Smog Levels on the Rise
Despite the United States reduction in air pollution, smog levels on the West Coast are on the rise. Bill Chappell, Smog in Western U.S. Starts Out as Pollution in Asia, Researchers Say, www.npr.org (Mar. 3, 2017). Researchers have discovered that the growing levels of smog are a result of pollution that has drifted over the Pacific Ocean from Asia. Id. This finding has sparked the need for a global perspective on preserving air quality. Id.

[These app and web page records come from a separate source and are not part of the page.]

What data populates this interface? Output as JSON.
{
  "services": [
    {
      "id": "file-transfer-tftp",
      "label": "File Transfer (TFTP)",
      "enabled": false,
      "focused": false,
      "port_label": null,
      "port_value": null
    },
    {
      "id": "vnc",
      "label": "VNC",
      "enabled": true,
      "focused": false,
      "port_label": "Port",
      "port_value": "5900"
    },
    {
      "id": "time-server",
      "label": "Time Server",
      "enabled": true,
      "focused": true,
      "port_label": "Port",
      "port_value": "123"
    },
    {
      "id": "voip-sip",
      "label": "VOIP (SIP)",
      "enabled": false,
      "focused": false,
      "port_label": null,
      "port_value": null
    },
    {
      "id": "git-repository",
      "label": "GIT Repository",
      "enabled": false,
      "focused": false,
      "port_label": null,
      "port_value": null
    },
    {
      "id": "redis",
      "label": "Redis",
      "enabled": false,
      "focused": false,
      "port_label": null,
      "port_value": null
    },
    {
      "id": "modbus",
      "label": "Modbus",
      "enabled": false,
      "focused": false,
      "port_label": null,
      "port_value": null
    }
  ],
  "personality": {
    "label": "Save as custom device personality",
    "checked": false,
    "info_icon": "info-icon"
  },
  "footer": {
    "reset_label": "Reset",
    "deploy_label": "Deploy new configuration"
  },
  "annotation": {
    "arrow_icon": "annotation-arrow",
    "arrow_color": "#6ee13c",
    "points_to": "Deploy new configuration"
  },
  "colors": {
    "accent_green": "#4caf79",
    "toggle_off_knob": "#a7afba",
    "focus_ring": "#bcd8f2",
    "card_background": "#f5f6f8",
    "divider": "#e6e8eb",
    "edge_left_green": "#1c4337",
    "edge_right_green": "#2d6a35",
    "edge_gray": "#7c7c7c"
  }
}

Air pollution from Asia, mainly China and India, is the cause of as much as 65% of the increase in ozone on the West Coast. Id. One of the reasons for the increase is because the emissions of nitrogen oxides have tripled in the past 27 years in Asian countries. Id. Nitrogen oxide, when exposed to sunlight, breaks down and produces ozone, the key component of smog. Id. The United States have cut nitrogen oxide emissions by 50%, but due to circulating air currents the emission cuts haven’t produced much good. Id.
High levels of ground-level ozone can cause adverse impacts for people, animals, and crops. Id. It can aggravate asthma and damage lung cells, making it difficult to breathe. Id. Due to these harmful impacts some scientists believe that a strategy incorporating a global perspective is needed when meeting air quality objectives. Id.